▼

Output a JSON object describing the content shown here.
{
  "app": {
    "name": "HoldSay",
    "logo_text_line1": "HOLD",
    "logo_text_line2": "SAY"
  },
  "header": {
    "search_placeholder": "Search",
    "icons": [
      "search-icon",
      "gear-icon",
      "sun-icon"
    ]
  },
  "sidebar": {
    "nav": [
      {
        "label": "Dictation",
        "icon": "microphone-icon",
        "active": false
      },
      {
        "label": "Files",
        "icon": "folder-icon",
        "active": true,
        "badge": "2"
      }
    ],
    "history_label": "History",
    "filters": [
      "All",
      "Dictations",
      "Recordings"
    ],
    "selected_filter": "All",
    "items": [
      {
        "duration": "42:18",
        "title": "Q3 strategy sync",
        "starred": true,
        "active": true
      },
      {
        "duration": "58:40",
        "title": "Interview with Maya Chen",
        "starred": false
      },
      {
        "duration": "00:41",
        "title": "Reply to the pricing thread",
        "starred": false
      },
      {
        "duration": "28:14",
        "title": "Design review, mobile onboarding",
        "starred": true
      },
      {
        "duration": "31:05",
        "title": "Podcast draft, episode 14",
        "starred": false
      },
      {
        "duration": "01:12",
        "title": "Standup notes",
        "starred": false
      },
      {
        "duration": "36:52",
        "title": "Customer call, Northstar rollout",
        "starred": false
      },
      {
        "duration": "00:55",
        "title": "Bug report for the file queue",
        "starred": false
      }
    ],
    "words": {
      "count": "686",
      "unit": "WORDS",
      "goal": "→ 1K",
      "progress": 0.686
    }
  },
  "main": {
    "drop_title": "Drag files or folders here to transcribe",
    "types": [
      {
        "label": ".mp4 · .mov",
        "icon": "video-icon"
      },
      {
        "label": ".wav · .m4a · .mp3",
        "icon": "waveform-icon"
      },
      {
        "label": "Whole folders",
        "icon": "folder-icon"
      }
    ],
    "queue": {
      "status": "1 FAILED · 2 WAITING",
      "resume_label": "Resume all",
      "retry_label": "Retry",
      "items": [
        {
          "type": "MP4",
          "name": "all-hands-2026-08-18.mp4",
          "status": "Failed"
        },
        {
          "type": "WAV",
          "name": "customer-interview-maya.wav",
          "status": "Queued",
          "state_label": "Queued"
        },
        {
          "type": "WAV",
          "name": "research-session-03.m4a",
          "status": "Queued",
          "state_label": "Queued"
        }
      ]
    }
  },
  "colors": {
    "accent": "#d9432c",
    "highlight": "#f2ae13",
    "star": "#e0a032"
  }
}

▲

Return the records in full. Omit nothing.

Output a JSON object describing the content shown here.
{
  "app": {
    "name": "HoldSay",
    "logo_text_line1": "HOLD",
    "logo_text_line2": "SAY"
  },
  "header": {
    "search_placeholder": "Search",
    "icons": [
      "search-icon",
      "gear-icon",
      "sun-icon"
    ]
  },
  "sidebar": {
    "nav": [
      {
        "label": "Dictation",
        "icon": "microphone-icon",
        "active": false
      },
      {
        "label": "Files",
        "icon": "folder-icon",
        "active": true,
        "badge": "2"
      }
    ],
    "history_label": "History",
    "filters": [
      "All",
      "Dictations",
      "Recordings"
    ],
    "selected_filter": "All",
    "items": [
      {
        "duration": "42:18",
        "title": "Q3 strategy sync",
        "starred": true,
        "active": true
      },
      {
        "duration": "58:40",
        "title": "Interview with Maya Chen",
        "starred": false
      },
      {
        "duration": "00:41",
        "title": "Reply to the pricing thread",
        "starred": false
      },
      {
        "duration": "28:14",
        "title": "Design review, mobile onboarding",
        "starred": true
      },
      {
        "duration": "31:05",
        "title": "Podcast draft, episode 14",
        "starred": false
      },
      {
        "duration": "01:12",
        "title": "Standup notes",
        "starred": false
      },
      {
        "duration": "36:52",
        "title": "Customer call, Northstar rollout",
        "starred": false
      },
      {
        "duration": "00:55",
        "title": "Bug report for the file queue",
        "starred": false
      }
    ],
    "words": {
      "count": "686",
      "unit": "WORDS",
      "goal": "→ 1K",
      "progress": 0.686
    }
  },
  "main": {
    "drop_title": "Drag files or folders here to transcribe",
    "types": [
      {
        "label": ".mp4 · .mov",
        "icon": "video-icon"
      },
      {
        "label": ".wav · .m4a · .mp3",
        "icon": "waveform-icon"
      },
      {
        "label": "Whole folders",
        "icon": "folder-icon"
      }
    ],
    "queue": {
      "status": "1 FAILED · 2 WAITING",
      "resume_label": "Resume all",
      "retry_label": "Retry",
      "items": [
        {
          "type": "MP4",
          "name": "all-hands-2026-08-18.mp4",
          "status": "Failed"
        },
        {
          "type": "WAV",
          "name": "customer-interview-maya.wav",
          "status": "Queued",
          "state_label": "Queued"
        },
        {
          "type": "WAV",
          "name": "research-session-03.m4a",
          "status": "Queued",
          "state_label": "Queued"
        }
      ]
    }
  },
  "colors": {
    "accent": "#d9432c",
    "highlight": "#f2ae13",
    "star": "#e0a032"
  }
}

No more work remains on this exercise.